This wealth of data reveals one thing – planet formation and evolution is more complicated and diverse than we ever imagined.

Core accretion vs dynamical instability

As a result of these discoveries, astronomers developed two competing models for planet formation.

The first is core accretion, where planets form gradually, through collisions between grains of dust and ice. The theory has grown out of our old models of Solar system formation.

The competing theory is dynamical instability. Once again, the story begins with a disk of material around a youthful star. But that disk is more massive, and becomes unstable under its own self-gravity, causing clumps to grow. These clumps rapidly form planets, in thousands of years.

Massive protoplanetary disks can become unstable, rapidly giving birth to giant planets.

Both models can explain some, but not all, of the newly discovered planets. Depending on the initial conditions around the star, it seems that both processes can occur.

Each theory offers potential to explain eccentric worlds in somewhat different ways.

How do you get an eccentric planet?

In the dynamical instability model you can easily get several clumps forming and interacting, slinging one another around until their orbits are both tilted and eccentric.

Under the core accretion model things are a bit harder, as this method naturally creates co-planar, ordered planetary systems. But over time those systems can become unstable.

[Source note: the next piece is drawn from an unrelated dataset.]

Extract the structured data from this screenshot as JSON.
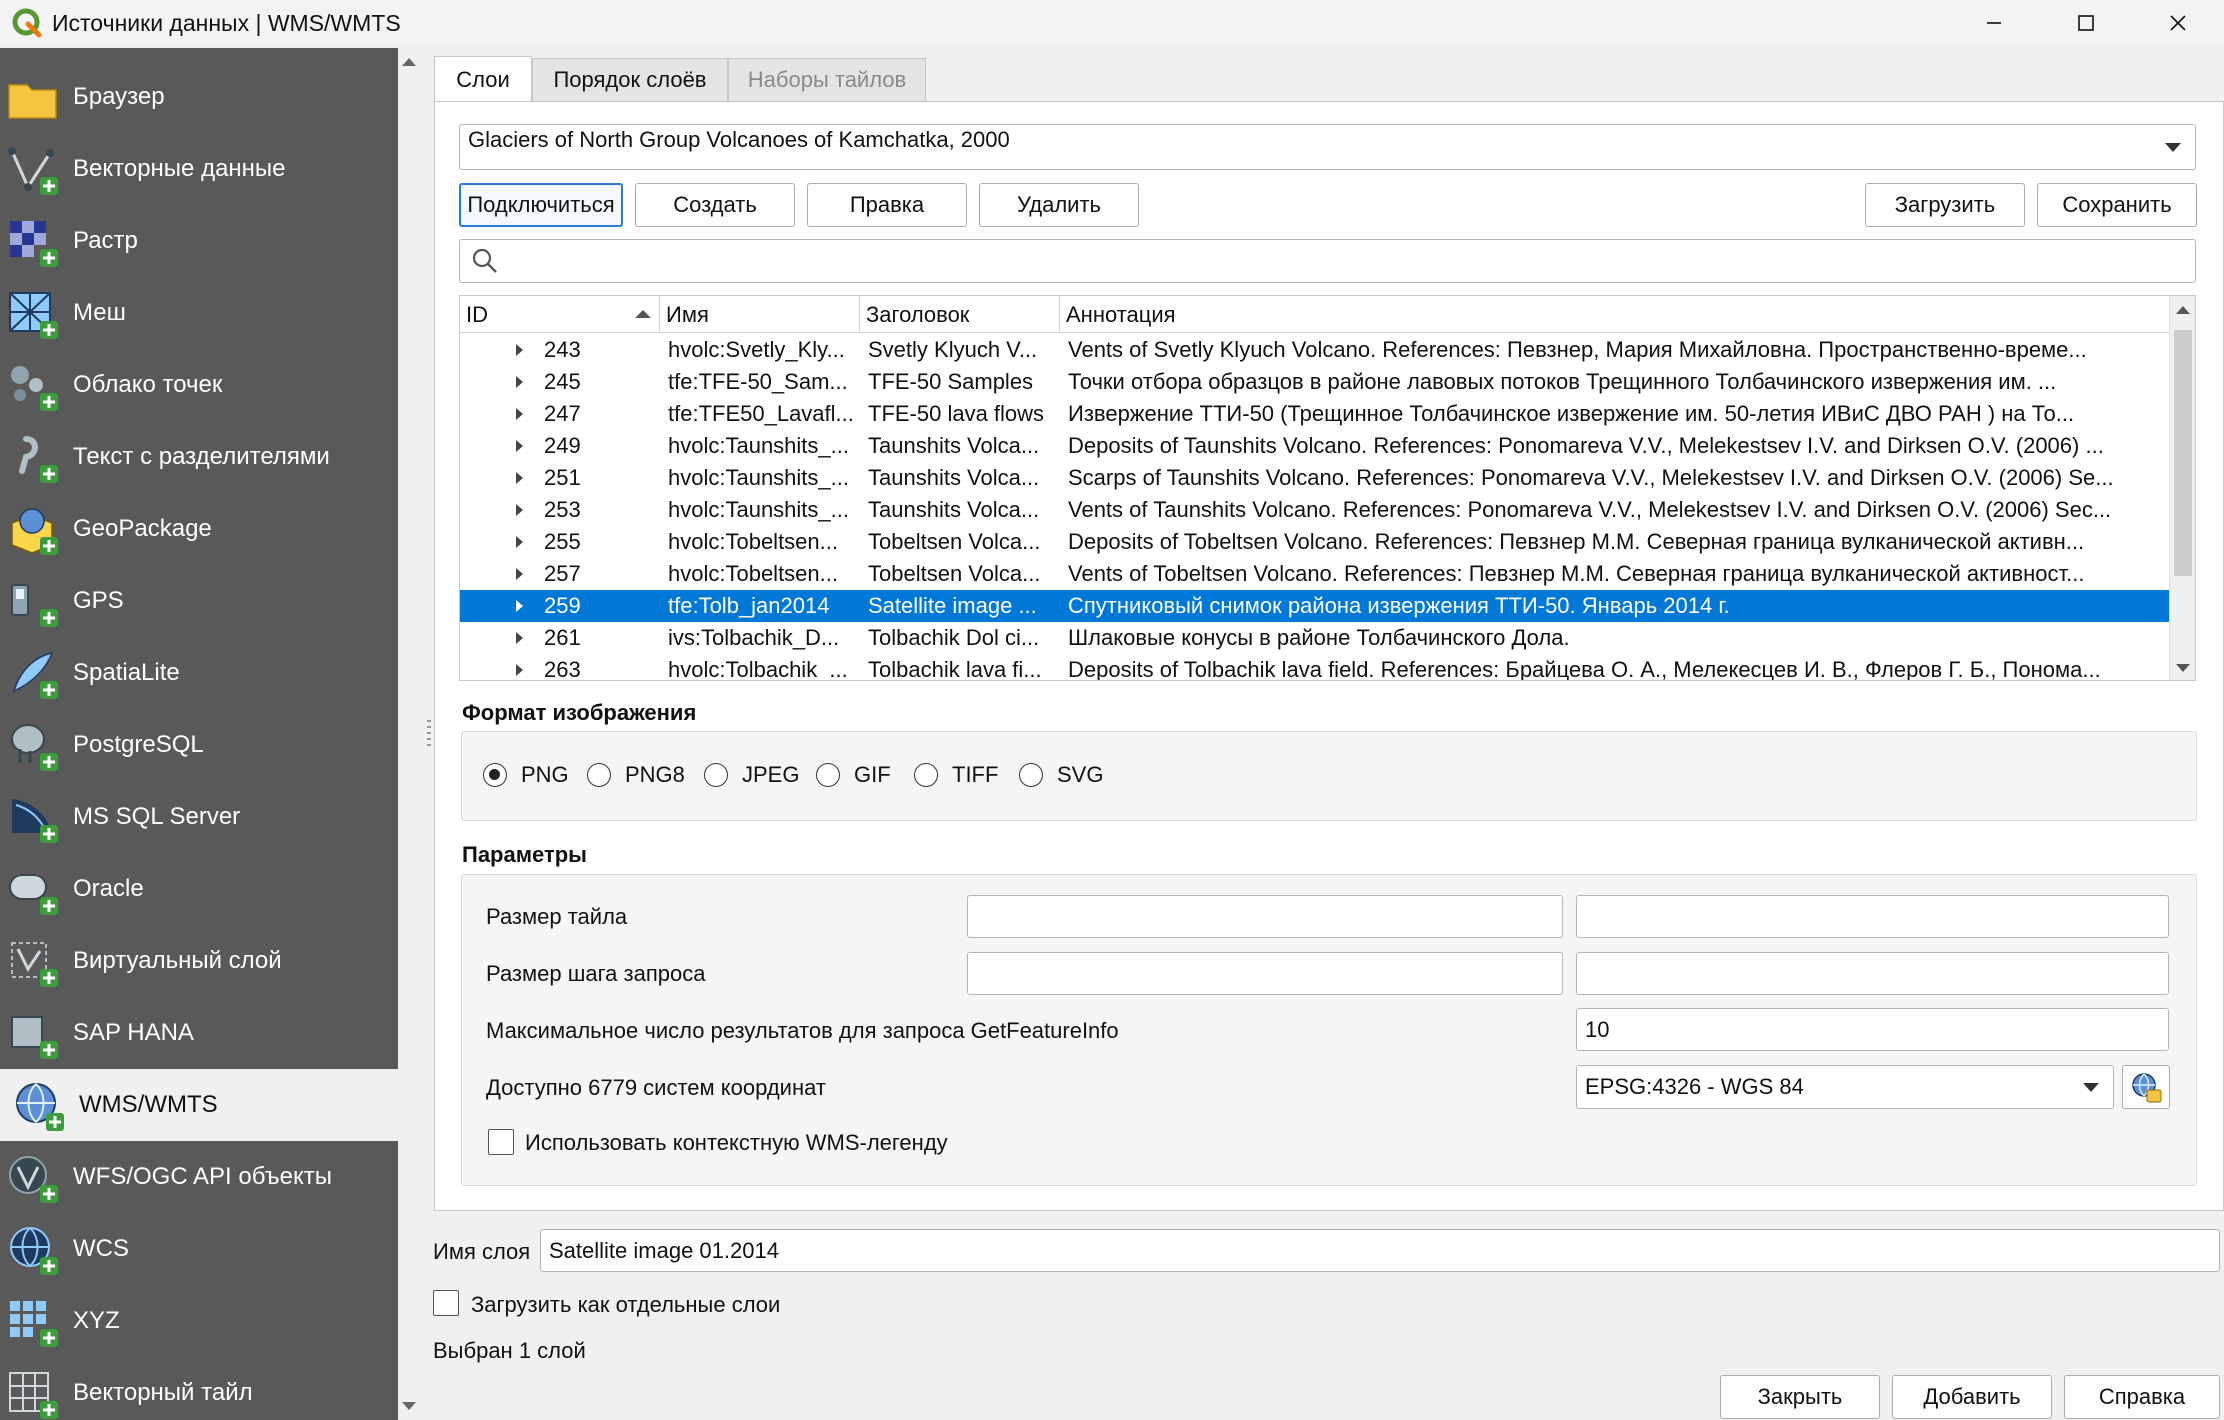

One possible outcome is for one planet to eject the others through a series of chaotic encounters. That would naturally leave it as a solitary body, following a highly elongated orbit.

Chaotic planetary systems can eject planets entirely, leading to lonely rouge planets.
NASA/JPL-Caltech

But there is another option. Many stars in our galaxy are binary – they have stellar companions. The interactions between a planet and its host star’s sibling could readily stir it up and eventually eject it, or place it on an extreme orbit.

An eccentric planet

This brings us to our newly discovered world, HD76920b. A handful of similarly eccentric worlds have been found before, but HD76920b is unique. It orbits an ancient star, more than two billion years older than the Sun.

The orbit HD76920b is following is not tenable in the long-term. As it swings close to its host star, it will experience dramatic tides.

A gaseous planet, HD76920b will change shape as it swings past its star, stretched by its enormous gravity. Those tides will be far greater than any we experience on Earth.

That tidal interaction will act over time to circularise the planet’s orbit. The point of closest approach to the star will remain unchanged, but the most distant point will gradually be dragged closer in, driving the orbit towards circularity.

All of this suggests that HD76920b cannot have occupied its current orbit since its birth. If that were the case, the orbit would have circularised aeons ago.

Extremely eccentric planets have been discovered before, but this is the first around such an ancient star.
Goddard Space Flight Center/NASA

Perhaps what we’re seeing is evidence of a planetary system gone rogue. A system that once contained several planets on circular (or near circular) orbits.


Read more: Exoplanet discovery by an amateur astronomer shows the power of citizen science


Over time, those planets nudged one another around, eventually hitting a chaotic architecture as their star evolved. The result – chaos – with most planets scattered and flung to the depths of space leaving just one – HD76920b.

The truth is, we just don’t know – yet. As is always the case in astronomy, more observations are needed to truly understand the life story of this peculiar planet.

The ConversationOne thing we do know is the story is coming to a fiery end. In the next few million years, the star will swell, devouring its final planet. Then, HD76920b will be no more.

Jonti Horner, Vice Chancellor’s Senior Research Fellow, University of Southern Queensland; Jake Clark, PhD Student, University of Southern Queensland; Rob Wittenmyer, Associate Professor (Astrophysics), University of Southern Queensland, and Stephen Kane, Associate Professor, University of California, Riverside

This article was originally published on The Conversation. Read the original article.